Travelers are attracted by this narrow strip of land that is Chile, especially by the spectacular Pacific coast, large urban avenues, the highlands of the Andes and the opportunities to practice sports adventure.
Chilean culture has survived the violence of its recent history, and is thriving again thanks to a population known for its warm and flexible character.
Although the community has one of the most important European sources of South America, indigenous traditions persist in the Andean foothills and the southern plains. It also has some of the most beautiful National Parks of the Southern Cone which attract hikers and climbers.
The writer Benjamin Subercaseaux described the narrow strip that is Chile, in the western part of South America, as “extravagance of the mad geography.” It stretches over 4,300 km, from the desert north to the glacial south, in the west it borders the Pacific Ocean, and is cut by the Andes to the east. It shares most of its extensive eastern border with Argentina, and borders Peru and Bolivia in the north.
Chile, with amplitude that rarely exceeding 200 km, is characterized by the sudden elevations of the lands from the coastline up to the Andean peaks (in excess of 6000 m). Latitudinal extremes of the country provide a varied repertoire of landscapes.
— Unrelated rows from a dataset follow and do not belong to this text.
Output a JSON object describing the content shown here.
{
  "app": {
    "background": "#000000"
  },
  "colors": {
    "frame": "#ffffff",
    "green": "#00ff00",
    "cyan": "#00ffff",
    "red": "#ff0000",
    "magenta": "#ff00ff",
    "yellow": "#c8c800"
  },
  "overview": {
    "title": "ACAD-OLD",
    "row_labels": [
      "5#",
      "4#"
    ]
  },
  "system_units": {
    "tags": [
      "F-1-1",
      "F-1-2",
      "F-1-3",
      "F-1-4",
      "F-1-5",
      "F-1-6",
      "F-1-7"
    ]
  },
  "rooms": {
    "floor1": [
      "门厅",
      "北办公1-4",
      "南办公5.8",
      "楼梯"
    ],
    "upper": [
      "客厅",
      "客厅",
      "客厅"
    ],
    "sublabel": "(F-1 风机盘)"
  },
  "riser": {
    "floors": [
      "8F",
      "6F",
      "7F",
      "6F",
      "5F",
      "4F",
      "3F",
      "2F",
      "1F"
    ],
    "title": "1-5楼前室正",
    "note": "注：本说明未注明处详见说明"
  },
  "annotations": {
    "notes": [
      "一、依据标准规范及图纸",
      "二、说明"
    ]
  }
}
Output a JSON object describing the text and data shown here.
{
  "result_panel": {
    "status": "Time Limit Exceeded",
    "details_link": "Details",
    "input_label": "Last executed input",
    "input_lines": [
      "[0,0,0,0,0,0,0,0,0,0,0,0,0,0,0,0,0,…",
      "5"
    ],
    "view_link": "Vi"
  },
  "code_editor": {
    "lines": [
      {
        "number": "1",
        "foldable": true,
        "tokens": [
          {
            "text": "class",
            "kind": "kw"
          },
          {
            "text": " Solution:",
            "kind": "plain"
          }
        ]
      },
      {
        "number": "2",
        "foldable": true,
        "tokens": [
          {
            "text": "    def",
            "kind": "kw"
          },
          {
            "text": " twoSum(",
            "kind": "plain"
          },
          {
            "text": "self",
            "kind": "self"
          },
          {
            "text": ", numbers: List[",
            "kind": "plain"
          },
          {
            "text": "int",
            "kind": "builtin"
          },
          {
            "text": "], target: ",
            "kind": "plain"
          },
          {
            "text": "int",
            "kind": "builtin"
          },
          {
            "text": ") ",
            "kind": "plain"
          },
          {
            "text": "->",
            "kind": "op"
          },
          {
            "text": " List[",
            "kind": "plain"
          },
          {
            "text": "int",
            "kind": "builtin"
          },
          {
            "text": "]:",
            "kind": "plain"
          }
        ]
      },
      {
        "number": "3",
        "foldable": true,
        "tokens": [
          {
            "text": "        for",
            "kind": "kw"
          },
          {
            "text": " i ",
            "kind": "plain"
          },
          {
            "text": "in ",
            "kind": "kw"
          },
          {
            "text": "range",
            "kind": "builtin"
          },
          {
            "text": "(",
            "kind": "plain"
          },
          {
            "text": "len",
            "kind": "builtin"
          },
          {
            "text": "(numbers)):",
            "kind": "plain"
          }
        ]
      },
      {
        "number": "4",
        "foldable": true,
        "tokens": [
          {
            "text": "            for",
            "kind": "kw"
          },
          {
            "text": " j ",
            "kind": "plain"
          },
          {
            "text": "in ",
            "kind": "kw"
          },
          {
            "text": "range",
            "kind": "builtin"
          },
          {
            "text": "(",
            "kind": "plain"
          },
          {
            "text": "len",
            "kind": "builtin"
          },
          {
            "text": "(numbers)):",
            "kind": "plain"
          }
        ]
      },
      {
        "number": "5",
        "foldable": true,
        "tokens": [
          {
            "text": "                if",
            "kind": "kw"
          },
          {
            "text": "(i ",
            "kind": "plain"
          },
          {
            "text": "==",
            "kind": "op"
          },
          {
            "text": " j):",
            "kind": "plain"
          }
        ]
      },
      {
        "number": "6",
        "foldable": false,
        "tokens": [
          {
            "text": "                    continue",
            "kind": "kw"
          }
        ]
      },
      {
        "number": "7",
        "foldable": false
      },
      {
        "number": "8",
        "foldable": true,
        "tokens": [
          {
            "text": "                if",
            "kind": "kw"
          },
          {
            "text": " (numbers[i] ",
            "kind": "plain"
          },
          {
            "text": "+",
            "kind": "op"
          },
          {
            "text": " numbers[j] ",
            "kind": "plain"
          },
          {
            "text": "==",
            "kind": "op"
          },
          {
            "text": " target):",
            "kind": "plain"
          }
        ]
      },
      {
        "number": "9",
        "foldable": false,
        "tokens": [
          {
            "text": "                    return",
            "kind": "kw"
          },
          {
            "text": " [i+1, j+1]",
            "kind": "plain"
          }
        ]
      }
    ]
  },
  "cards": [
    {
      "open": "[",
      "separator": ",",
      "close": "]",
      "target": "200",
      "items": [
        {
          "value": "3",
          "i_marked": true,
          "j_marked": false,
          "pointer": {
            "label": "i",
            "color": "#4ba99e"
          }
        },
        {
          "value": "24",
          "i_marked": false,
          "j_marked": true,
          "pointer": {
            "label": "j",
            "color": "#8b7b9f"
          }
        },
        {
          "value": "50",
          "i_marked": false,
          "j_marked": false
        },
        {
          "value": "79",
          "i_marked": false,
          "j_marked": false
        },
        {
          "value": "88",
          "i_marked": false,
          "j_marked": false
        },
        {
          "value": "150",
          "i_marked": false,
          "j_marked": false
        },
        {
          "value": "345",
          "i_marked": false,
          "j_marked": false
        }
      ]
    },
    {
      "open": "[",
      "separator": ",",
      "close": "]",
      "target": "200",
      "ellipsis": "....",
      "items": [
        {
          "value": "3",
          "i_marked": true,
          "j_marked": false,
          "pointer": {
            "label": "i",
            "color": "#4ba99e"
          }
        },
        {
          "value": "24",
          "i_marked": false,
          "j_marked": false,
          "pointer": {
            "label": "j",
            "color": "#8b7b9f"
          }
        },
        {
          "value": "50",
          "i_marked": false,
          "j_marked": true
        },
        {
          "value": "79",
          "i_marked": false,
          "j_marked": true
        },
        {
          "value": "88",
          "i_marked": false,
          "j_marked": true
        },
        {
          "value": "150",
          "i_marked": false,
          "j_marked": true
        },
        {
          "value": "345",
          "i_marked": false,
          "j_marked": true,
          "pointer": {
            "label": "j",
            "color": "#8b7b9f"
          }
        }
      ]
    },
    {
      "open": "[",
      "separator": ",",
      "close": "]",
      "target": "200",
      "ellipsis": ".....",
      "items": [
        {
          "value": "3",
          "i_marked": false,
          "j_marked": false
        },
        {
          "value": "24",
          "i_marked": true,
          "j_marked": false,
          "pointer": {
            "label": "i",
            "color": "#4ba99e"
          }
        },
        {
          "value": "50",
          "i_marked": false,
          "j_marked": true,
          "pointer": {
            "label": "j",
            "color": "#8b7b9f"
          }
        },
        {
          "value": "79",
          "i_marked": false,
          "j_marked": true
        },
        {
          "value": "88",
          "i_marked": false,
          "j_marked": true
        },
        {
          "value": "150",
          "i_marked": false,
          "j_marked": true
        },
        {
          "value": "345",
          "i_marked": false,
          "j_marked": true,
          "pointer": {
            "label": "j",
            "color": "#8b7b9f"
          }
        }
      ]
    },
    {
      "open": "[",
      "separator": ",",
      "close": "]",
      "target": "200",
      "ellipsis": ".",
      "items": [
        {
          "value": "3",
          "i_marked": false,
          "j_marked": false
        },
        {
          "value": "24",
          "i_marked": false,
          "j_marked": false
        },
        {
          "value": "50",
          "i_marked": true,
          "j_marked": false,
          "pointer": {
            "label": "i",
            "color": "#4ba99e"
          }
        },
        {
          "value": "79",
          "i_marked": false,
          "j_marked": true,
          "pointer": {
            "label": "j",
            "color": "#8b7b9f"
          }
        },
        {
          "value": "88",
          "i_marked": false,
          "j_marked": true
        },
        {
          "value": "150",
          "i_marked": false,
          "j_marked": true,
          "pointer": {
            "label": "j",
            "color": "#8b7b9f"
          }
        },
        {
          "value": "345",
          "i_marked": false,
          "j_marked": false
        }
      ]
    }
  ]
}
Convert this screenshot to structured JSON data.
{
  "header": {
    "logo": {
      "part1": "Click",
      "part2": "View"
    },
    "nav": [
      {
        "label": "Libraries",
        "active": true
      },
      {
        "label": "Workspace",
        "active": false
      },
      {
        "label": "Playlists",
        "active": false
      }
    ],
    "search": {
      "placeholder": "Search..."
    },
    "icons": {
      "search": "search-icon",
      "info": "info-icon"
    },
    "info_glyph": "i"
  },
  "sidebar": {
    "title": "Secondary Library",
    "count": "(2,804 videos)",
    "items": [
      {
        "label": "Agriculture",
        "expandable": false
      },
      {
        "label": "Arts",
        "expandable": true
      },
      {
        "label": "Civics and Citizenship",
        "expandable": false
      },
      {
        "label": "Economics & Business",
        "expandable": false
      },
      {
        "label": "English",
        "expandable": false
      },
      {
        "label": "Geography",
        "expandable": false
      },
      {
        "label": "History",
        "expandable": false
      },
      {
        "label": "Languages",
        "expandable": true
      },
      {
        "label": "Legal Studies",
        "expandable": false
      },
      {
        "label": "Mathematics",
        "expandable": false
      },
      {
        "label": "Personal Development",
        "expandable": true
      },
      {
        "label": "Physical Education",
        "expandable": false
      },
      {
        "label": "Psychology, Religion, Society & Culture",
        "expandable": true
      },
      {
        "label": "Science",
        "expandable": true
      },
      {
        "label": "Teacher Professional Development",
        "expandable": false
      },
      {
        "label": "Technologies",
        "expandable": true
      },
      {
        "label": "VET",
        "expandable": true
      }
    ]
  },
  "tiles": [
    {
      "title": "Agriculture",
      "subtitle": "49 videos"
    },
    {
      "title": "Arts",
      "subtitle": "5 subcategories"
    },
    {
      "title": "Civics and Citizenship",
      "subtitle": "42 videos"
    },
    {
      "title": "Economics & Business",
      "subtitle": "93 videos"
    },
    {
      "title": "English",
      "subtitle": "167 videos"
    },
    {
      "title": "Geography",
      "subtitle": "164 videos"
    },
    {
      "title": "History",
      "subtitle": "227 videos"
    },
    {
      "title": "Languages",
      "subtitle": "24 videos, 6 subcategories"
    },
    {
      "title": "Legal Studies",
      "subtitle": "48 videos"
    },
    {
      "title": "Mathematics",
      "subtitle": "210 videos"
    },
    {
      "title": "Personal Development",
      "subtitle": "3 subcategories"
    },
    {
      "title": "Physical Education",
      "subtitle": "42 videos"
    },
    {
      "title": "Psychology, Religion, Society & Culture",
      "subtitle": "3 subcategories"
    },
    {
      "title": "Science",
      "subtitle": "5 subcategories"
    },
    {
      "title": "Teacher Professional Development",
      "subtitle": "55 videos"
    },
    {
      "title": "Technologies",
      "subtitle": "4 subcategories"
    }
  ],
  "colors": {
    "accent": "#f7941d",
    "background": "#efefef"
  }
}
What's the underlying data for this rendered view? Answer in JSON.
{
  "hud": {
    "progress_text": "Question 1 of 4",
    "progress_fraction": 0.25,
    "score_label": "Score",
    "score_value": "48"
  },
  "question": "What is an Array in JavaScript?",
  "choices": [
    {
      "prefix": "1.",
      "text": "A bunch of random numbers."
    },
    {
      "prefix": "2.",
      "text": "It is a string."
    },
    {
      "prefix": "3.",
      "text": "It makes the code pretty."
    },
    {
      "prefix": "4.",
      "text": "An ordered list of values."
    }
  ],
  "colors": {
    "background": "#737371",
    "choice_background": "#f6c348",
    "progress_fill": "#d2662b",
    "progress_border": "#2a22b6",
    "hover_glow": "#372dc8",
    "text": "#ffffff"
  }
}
The snow-capped volcanoes alternate with canyons crossed by rivers. The Great North, where some weather stations have never recorded rainfall, is opposed to Patagonia, with its storms and frequent snowfalls. The rugged coastline of Chile has many beaches and bays where fishing and swimming is possible.
Chile has got overseas territories such as Easter Island (3,700 km), the Juan Fernandez archipelago (700 km) and a portion of the southern island of Tierra del Fuego (which it shares with Argentina).
The variety of habitat offers distinctive flora and fauna which is protected by an extensive system of National Parks in the major attractions of the country. We can find in parks, vicuna (a kind of wild alpaca endangered), the Patagonian guanaco (a wild relative of the Andean llama), flamingos, pelicans, penguins, otters and sea lions. All of them are part of the Chilean ecosystem. The plant life includes stands of pine, cypress and rare larch (similar to the giant redwoods of California). Outside of protected areas, the increasing deforestation is impoverishing the landscape.
Chile’s climate is as varied as its terrain, with arid zones but surprisingly temperate in the north, a heartland which enjoys a Mediterranean climate, and the lands of Chilean Patagonia and Tierra del Fuego in the south, swept by the wind, rain and snow. The rainy season in the center of the country is from May to August, when temperatures are milder (about 10 Cº in July). The average in January is 28 Cº. Chilean Patagonia and Tierra del Fuego have summer averages (December-March) of only 11 Cº , these moderately low temperatures are less tolerable because of the strong winds.